$$p(x) = \frac{1}{Z} x^2\exp(x), \quad\quad(x > 0)$$
is positive even when $x < 0$ (again, if we ignored the positivity constraint on $x$). Our rejection step would not have been guaranteed to occur in 2.3 had we decided to keep the bad sample $x’ < 0$ in step 2.1. So we were just lucky with the $Ga(2,1)$ example, and need a more robust sampling strategy for the general case.
Rejection sampling changes the proposal distribution
By discarding samples outside the target support in step 2.1, we are rejection sampling the Gaussian proposal $N(\cdot; x_i,\sigma^2)$ for all values $x’ < 0$. This strategy is equivalent to sampling from a truncated Gaussian as the proposal itself, which is not symmetric in its mean and argument. Therefore, we cannot cancel terms in the acceptance ratio (step 2.2) anymore.
A correct sampler needs a correct acceptance ratio
Generalizing the results from Wilkinson, suppose that the target $p(x)$ has $\text{supp}(p) = (a,b)$ and the Gaussian has variance $\sigma^2$ (typically, this variance is adapted during runtime to achieve a desired acceptance rate). We will still reject samples $x’ \notin (a,b)$ in 2.1, and keep sampling until $x’ \in (a,b)$. We need to account for all the previous rejections. The proposal density is now
$$ N_{(a,b)}(x’ ; x_i, \sigma^2) = \frac{ \frac{1}{\sigma} \phi (\frac{x’x_i}{\sigma}) } {\Phi(\frac{bx_i}{\sigma}) – \Phi(\frac{ax_i}{\sigma})} \mathbf{I}_{(a,b)}(x’), $$
where $\phi$ is the standard Gaussian density, and $\Phi$ is the standard Gaussian cumulative distribution function. While the numerator is symmetric in $(x’,x_i)$, the denominator is not. It follows that with our new strategy, the correct acceptance ratio for step 2.2 is
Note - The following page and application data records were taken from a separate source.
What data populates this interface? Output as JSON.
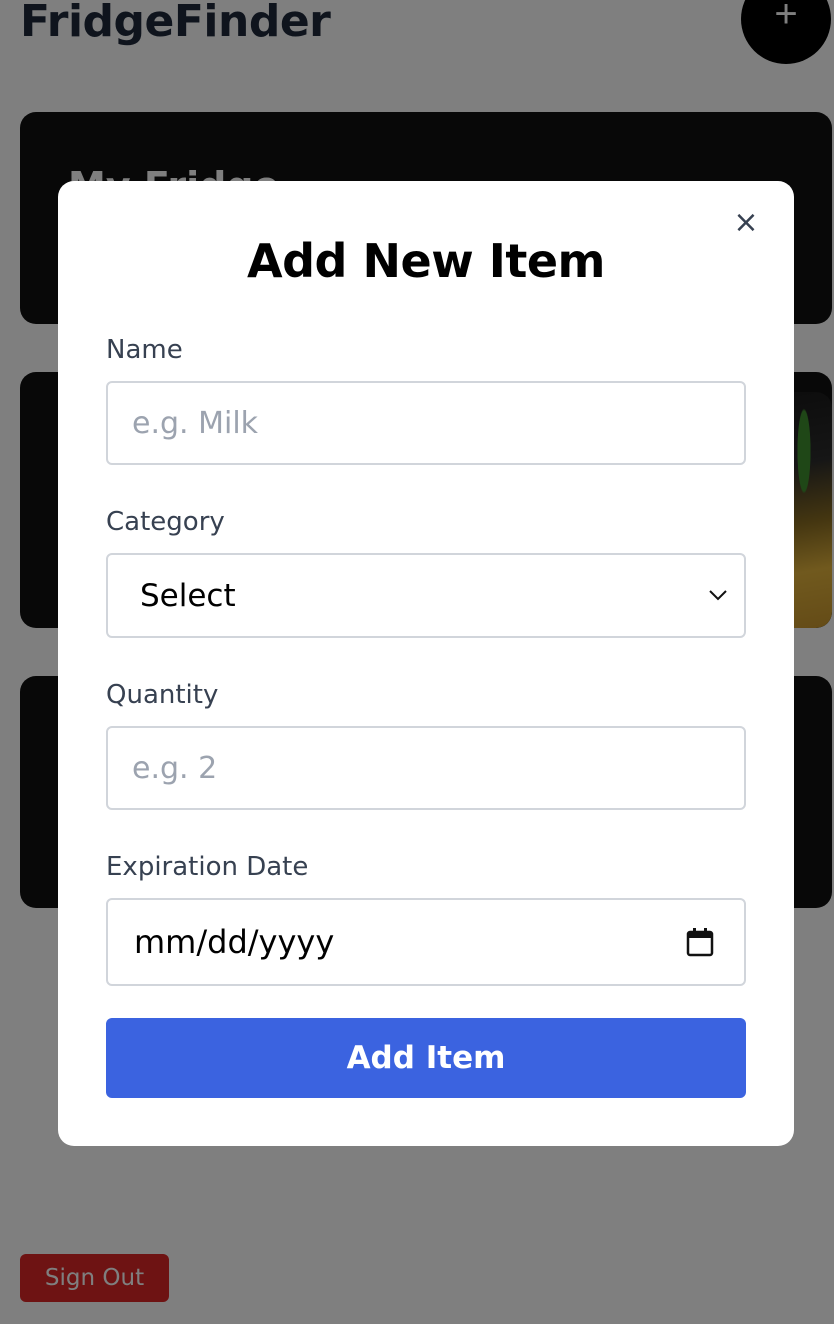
{
  "app": {
    "title": "FridgeFinder",
    "add_button_label": "+",
    "sign_out_label": "Sign Out"
  },
  "cards": [
    {
      "title": "My Fridge"
    }
  ],
  "modal": {
    "title": "Add New Item",
    "close_label": "×",
    "fields": {
      "name": {
        "label": "Name",
        "placeholder": "e.g. Milk",
        "value": ""
      },
      "category": {
        "label": "Category",
        "selected": "Select"
      },
      "quantity": {
        "label": "Quantity",
        "placeholder": "e.g. 2",
        "value": ""
      },
      "expiration": {
        "label": "Expiration Date",
        "display": "mm/dd/yyyy"
      }
    },
    "submit_label": "Add Item"
  },
  "colors": {
    "primary_button": "#3b63e0",
    "sign_out": "#dc2626",
    "card_background": "#111111"
  }
}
$$A(x’,x_i) = \frac{p(x’) ( \Phi(\frac{bx_i}{\sigma}) – \Phi(\frac{ax_i}{\sigma}) ) }{ p(x_{i}) ( \Phi(\frac{bx’}{\sigma}) – \Phi(\frac{ax’}{\sigma})) }. $$
A good step is to check we agree with Wilkinson in the special case that $a=0,b=\infty,\sigma^2=1$. In this case, the term $$\Phi(\frac{bx_i}{\sigma}) – \Phi(\frac{ax_i}{\sigma}) = 1\Phi(x_i) = \Phi(x_i),$$ and similarly for the term in the numerator. This result crosschecks with Wilkinson. Also remember to change the initialize step 1 to choose $x_0$ from the range of interest.
The rejection rate and numerical stability
The good news for this sampler is that the mean of the truncated normal $N_{(a,b)}(\cdot; x_i,\sigma^2)$ is guaranteed to remain in the truncation interval, which means the rejection rate is not going to be problematic (unless for some reason $\sigma^2$ is unusually large, which should be designed in tandem with $\text{supp}(p)$ to avoid this issue). The rejection rate is a problem when the mean $x_i$ of the underlying, nontruncated normal is not in the interval $(a,b)$, and more elaborate algorithms exist (or use a different proposal). Another critical issue in this case is that $\Phi(\frac{bx_i}{\sigma}) – \Phi(\frac{ax_i}{\sigma})$ becomes numerically unstable, tends to zero. We would be able to get away with $x/0$ or $0/x$ in $A$, but we might also have the numerically disastrous $0/0$. Thankfully, we do not have these problems.
Conclusion
Samplers are delicate probabilistic objects, treat them with care.